4 Title 12 O.S. 1991 § 109 provides:

"No action in tort to recover damages
(i) for any deficiency in the design, planning, supervision or observation of construction or construction of an improvement to real property,
(ii) for injury to property, real or personal, arising out of any such deficiency, or
(iii) for injury to the person or for wrongful death arising out of any such deficiency, shall be brought against any person owning, leasing, or in possession of such an improvement or performing or furnishing the design, planning, supervision or observation of construction or construction of such an improvement more than ten (10) years after substantial completion of such an improvement."

Although the majority opinion refers to the 1981 statute, the statute remains unchanged since 1978 and now appears in the 1991 codification. Therefore, references are to the 1991 statute.

5 Fuller v. Odom, 741 P.2d 449, 453 (Okla. 1987).

6 The Okla.

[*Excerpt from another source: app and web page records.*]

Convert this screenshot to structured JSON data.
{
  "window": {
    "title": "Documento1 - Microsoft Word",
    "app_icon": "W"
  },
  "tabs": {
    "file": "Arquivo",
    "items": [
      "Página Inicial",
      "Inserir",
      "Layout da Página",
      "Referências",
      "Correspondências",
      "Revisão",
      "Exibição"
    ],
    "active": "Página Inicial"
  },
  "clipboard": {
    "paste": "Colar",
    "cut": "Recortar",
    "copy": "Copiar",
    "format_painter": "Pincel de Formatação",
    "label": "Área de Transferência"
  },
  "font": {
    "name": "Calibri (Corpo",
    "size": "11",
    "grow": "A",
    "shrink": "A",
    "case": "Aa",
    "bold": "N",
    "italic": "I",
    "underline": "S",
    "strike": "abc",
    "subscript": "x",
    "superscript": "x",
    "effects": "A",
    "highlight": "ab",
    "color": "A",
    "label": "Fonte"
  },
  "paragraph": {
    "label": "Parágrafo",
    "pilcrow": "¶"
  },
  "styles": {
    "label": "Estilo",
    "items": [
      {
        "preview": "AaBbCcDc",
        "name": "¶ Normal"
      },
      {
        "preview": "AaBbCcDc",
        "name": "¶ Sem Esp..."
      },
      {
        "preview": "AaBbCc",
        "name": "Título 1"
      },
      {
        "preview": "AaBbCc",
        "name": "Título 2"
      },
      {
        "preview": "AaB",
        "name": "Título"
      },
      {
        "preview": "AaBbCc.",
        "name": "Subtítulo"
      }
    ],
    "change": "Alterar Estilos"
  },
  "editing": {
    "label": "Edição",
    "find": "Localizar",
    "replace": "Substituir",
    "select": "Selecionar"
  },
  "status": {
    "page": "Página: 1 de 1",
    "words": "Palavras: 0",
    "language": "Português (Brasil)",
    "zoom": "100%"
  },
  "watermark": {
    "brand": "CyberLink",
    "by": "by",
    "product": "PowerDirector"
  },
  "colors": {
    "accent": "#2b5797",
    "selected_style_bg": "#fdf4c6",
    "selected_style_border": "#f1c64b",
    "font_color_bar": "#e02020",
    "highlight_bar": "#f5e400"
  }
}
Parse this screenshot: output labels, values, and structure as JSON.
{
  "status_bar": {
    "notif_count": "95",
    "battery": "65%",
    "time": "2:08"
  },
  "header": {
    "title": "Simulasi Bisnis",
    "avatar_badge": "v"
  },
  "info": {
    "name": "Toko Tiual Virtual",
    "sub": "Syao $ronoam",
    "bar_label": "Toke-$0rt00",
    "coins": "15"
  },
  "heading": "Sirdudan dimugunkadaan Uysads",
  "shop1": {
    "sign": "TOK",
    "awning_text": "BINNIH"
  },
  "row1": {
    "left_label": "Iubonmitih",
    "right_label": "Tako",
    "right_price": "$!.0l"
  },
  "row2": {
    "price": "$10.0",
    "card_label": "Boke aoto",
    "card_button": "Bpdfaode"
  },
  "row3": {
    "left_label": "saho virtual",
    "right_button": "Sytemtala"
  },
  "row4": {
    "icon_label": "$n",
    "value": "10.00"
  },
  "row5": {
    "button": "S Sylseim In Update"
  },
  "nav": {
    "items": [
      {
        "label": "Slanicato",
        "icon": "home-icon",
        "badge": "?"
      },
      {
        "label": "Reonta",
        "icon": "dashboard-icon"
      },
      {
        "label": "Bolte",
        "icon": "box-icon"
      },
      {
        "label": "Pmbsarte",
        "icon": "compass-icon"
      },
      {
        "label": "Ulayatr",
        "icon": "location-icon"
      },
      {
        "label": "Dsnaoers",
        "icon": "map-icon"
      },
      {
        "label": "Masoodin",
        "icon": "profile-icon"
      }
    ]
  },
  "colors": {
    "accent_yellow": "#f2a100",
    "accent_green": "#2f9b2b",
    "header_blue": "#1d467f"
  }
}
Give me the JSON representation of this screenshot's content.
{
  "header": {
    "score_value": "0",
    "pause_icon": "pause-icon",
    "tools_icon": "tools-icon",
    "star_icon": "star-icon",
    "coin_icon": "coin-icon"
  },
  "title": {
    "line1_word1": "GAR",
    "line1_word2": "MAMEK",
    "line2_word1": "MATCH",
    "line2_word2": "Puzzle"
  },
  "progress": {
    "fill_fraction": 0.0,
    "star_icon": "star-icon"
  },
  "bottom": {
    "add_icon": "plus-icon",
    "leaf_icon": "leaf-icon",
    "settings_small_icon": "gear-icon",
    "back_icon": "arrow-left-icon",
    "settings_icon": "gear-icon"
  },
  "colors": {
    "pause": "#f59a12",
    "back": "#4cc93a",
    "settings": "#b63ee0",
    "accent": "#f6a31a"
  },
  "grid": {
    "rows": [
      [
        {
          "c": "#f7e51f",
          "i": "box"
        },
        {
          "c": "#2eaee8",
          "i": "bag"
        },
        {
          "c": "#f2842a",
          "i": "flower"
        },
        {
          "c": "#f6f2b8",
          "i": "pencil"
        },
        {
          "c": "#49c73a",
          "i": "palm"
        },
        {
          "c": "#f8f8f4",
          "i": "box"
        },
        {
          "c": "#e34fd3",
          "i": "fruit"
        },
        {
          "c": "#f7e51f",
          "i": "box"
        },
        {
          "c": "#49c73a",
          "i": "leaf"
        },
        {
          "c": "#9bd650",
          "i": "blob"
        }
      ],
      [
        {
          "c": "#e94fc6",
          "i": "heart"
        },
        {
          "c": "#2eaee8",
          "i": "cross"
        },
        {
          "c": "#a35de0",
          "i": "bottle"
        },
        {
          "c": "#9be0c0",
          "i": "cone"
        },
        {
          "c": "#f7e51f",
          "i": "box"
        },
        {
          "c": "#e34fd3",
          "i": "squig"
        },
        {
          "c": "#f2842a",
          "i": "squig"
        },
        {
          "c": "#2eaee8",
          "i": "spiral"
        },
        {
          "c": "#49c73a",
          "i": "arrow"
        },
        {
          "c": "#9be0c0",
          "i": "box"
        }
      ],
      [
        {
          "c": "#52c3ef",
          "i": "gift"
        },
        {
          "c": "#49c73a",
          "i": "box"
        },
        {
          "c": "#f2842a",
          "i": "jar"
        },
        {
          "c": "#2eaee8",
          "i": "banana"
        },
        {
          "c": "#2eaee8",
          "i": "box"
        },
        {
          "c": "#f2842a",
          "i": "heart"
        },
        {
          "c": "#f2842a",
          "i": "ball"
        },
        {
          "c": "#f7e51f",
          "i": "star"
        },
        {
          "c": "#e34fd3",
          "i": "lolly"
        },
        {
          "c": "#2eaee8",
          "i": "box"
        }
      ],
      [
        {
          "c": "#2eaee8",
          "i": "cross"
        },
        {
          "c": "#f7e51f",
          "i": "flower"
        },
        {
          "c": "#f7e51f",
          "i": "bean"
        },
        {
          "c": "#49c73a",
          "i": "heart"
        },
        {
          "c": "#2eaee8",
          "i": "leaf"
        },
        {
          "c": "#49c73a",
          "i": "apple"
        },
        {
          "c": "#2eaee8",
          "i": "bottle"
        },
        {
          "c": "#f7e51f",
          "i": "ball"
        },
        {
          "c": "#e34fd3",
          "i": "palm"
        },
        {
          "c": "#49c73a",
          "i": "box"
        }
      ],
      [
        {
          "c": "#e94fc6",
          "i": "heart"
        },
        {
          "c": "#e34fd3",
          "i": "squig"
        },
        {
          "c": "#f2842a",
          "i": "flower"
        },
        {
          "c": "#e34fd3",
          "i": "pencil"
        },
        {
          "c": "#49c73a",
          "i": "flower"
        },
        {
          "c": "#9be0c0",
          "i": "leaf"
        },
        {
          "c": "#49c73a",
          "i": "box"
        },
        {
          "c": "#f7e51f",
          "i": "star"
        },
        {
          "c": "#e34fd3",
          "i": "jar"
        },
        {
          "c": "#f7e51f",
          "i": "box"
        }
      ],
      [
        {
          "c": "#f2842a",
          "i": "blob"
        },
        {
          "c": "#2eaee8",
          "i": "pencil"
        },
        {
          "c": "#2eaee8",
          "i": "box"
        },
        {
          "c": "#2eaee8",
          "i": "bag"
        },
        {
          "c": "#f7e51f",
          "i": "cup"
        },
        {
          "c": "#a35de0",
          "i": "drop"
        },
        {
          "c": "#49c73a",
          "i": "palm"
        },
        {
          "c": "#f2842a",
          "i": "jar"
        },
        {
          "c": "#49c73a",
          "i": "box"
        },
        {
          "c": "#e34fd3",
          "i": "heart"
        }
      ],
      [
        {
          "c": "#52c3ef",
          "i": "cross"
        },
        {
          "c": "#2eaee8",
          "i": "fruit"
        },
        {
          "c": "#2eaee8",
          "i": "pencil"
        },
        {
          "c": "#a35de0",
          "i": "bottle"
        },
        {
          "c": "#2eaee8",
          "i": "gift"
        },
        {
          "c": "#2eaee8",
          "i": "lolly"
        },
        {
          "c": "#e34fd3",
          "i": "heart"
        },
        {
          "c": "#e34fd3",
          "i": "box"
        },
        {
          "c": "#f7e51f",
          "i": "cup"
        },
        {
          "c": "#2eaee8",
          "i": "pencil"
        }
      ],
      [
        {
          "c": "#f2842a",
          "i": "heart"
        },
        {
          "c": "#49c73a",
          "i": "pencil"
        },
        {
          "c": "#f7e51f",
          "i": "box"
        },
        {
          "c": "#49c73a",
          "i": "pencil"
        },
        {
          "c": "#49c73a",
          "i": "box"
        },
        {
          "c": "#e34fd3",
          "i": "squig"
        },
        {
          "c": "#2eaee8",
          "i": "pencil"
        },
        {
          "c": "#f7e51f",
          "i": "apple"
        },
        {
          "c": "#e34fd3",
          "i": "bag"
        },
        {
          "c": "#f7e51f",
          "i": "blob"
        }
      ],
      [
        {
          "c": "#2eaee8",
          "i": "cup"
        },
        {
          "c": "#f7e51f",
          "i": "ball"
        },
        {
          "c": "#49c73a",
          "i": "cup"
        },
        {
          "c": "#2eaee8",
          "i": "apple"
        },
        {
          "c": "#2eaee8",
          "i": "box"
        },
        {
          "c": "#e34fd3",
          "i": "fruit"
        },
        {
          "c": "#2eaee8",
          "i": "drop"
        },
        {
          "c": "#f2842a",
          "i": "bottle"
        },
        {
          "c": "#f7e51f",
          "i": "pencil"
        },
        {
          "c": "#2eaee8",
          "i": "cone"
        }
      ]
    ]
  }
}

Const. art. 23, § 7 provides:

"The right of action to recover damages for injuries resulting in death shall never be abrogated, and the amount recoverable shall not be subject to any statutory limitation, provided however, that the Legislature may provide an amount of compensation under the Workers' Compensation Law for death resulting from injuries suffered in employment covered by such law, in which case the compensation so provided shall be exclusive, and the Legislature may enact statutory limits on the amount recoverable in civil actions or claims against the state or any of its political subdivisions."

7 L. Carroll, Alice In Wonderland (Norton 1971).

8 See also, Tabler v. Wallace, 704 S.W.2d 179, 184 (Ky. 1986). See also, F. McGovern, "Symposium Products Liability - The Variety, Policy & Constitutionality of Product Liability Statutes of Repose," 30 Am.U.L.Rev. 579, 617 (1981).

9 The Okla. Const. art. 23, § 7 , see note 6, supra.

10 R. Williams, The Constitution & Enabling Act, p. 301 (Co-Operative Publishing Co., 2nd Ed., 1941).

11 The N.Y. Const. art. 1, § 16 provides:

"The right of action now existing to recover damages for injuries resulting in death, shall never be abrogated; and the amount recoverable shall not be subject to any statutory limitation."

12 Title 12 O.S. 1991 § 109 , see note 4, supra.

13 Id.

14 The Okla. Const. art. 23, § 7 , see note 6, supra. See also, Perkins v. Northeastern Log Homes, 808 S.W.2d 809, 817 (Ky. 1991); Berry v. Beech Aircraft Corp., 717 P.2d 670, 685 (1985); T. Olsen, "Oklahoma's Statute of Repose, Limiting the Liability of Architects & Engineers for Negligence: A Potential Nightmare," 22 Tulsa L.J. 85, 99 (1986).